[ACTIVITY]
Read the entries below and pull out each line with the string "eyebrow".

[AVAILABLE DATA]
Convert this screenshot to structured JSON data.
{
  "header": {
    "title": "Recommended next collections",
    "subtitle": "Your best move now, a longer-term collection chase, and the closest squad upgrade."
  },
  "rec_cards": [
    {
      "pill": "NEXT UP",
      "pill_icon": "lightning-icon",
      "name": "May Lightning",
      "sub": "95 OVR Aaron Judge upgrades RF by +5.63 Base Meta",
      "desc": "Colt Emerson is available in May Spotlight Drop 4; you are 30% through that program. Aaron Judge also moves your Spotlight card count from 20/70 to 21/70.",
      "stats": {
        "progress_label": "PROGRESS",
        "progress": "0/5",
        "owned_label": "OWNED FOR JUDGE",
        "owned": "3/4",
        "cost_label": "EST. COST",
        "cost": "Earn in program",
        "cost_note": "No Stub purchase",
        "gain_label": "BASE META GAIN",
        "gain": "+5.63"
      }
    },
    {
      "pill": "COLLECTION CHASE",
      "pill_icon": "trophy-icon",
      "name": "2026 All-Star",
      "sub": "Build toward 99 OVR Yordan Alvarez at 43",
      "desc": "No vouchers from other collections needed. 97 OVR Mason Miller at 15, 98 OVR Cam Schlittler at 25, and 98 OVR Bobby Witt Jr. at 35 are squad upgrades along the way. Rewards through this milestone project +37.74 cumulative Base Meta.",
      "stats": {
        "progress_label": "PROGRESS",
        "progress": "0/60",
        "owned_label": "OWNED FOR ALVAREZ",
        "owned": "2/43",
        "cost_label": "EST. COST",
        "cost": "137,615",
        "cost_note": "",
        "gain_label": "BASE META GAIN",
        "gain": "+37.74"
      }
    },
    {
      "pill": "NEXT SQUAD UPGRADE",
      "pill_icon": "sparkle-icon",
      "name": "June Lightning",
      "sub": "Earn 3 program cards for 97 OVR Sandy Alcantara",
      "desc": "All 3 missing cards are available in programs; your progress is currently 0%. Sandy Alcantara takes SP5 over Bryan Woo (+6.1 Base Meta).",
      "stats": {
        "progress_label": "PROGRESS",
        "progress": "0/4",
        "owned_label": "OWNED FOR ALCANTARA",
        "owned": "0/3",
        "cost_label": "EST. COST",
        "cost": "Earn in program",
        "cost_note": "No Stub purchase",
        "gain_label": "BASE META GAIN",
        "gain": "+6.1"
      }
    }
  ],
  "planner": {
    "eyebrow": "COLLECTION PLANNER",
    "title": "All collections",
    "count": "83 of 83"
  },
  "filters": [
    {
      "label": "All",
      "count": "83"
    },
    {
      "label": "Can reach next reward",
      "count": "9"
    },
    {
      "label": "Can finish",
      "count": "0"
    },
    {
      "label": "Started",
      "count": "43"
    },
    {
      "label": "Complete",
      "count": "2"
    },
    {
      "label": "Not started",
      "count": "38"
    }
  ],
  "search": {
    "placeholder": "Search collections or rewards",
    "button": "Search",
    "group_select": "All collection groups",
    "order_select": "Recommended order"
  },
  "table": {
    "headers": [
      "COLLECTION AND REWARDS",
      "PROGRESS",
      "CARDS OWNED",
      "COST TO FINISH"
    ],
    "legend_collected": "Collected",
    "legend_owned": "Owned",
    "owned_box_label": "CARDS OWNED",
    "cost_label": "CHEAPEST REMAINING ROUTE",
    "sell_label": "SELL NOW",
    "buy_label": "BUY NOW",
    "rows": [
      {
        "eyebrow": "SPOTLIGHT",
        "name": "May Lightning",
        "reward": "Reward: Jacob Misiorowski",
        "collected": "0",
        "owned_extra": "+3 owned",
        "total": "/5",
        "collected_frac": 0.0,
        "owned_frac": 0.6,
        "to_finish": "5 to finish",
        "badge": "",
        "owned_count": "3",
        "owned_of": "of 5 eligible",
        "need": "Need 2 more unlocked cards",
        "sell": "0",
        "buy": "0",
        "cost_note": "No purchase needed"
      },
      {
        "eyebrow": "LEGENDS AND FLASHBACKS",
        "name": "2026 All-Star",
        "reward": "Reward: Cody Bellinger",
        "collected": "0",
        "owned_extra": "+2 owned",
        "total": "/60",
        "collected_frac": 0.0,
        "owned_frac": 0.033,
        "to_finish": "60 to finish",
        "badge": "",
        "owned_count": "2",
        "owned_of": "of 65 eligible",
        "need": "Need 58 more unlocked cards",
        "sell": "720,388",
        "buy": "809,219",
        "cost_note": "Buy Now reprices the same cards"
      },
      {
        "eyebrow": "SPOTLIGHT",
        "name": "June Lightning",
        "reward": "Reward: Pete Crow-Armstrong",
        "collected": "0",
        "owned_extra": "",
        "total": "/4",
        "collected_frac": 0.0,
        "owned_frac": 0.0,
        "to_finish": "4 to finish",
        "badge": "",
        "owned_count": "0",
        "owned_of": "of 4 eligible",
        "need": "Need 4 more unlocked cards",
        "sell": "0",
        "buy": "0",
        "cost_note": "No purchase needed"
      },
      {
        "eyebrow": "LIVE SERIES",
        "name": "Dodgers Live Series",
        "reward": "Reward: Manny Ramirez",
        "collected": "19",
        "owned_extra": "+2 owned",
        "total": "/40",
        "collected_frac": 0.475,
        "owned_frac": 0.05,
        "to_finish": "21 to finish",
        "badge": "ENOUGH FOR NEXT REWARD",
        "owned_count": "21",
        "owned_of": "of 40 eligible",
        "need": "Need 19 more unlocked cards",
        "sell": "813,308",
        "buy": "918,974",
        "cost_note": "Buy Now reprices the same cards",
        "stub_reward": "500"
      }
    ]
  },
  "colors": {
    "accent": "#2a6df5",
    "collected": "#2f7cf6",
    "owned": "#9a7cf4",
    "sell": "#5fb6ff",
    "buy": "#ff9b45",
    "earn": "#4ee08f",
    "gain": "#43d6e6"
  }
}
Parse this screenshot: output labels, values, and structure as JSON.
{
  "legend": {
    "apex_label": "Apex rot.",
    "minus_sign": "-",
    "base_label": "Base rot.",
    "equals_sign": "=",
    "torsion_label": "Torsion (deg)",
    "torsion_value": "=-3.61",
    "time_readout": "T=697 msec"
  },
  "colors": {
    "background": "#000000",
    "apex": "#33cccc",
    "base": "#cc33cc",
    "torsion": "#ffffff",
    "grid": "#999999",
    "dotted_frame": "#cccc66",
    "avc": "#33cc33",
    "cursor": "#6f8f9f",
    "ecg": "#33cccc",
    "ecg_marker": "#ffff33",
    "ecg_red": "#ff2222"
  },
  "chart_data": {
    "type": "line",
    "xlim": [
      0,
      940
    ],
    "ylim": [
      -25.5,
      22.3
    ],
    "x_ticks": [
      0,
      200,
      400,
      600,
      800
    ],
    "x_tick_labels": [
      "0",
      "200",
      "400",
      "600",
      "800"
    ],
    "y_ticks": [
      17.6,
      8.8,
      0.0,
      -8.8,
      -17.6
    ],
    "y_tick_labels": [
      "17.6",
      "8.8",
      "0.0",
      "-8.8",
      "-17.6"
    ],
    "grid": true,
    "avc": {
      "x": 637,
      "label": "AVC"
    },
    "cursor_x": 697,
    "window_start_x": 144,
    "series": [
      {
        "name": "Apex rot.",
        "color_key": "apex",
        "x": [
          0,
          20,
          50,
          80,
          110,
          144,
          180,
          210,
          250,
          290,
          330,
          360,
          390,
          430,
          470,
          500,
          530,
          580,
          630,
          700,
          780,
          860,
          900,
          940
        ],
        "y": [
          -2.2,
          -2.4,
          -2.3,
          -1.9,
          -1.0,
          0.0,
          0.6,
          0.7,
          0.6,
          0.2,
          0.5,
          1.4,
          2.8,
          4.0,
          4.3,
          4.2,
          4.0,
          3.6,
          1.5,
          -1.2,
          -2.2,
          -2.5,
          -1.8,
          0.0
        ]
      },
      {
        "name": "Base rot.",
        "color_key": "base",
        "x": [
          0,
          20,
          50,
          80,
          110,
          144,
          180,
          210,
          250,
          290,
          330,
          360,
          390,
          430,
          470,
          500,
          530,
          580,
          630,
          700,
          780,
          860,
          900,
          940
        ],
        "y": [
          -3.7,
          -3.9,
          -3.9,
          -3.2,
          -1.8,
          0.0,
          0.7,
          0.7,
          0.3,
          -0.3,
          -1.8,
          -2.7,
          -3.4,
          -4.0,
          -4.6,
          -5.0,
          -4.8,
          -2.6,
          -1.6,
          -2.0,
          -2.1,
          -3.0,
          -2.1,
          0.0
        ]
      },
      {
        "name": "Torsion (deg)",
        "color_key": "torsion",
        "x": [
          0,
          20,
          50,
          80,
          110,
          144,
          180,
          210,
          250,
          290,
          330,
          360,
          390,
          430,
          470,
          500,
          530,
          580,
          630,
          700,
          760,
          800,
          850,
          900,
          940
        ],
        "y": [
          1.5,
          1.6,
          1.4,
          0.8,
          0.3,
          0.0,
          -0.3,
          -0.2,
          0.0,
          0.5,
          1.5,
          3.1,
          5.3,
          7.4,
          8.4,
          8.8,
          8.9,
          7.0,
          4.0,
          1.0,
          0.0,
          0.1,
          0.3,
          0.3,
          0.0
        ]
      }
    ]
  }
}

[RESPONSE BELOW]
    "eyebrow": "COLLECTION PLANNER",
        "eyebrow": "SPOTLIGHT",
        "eyebrow": "LEGENDS AND FLASHBACKS",
        "eyebrow": "SPOTLIGHT",
        "eyebrow": "LIVE SERIES",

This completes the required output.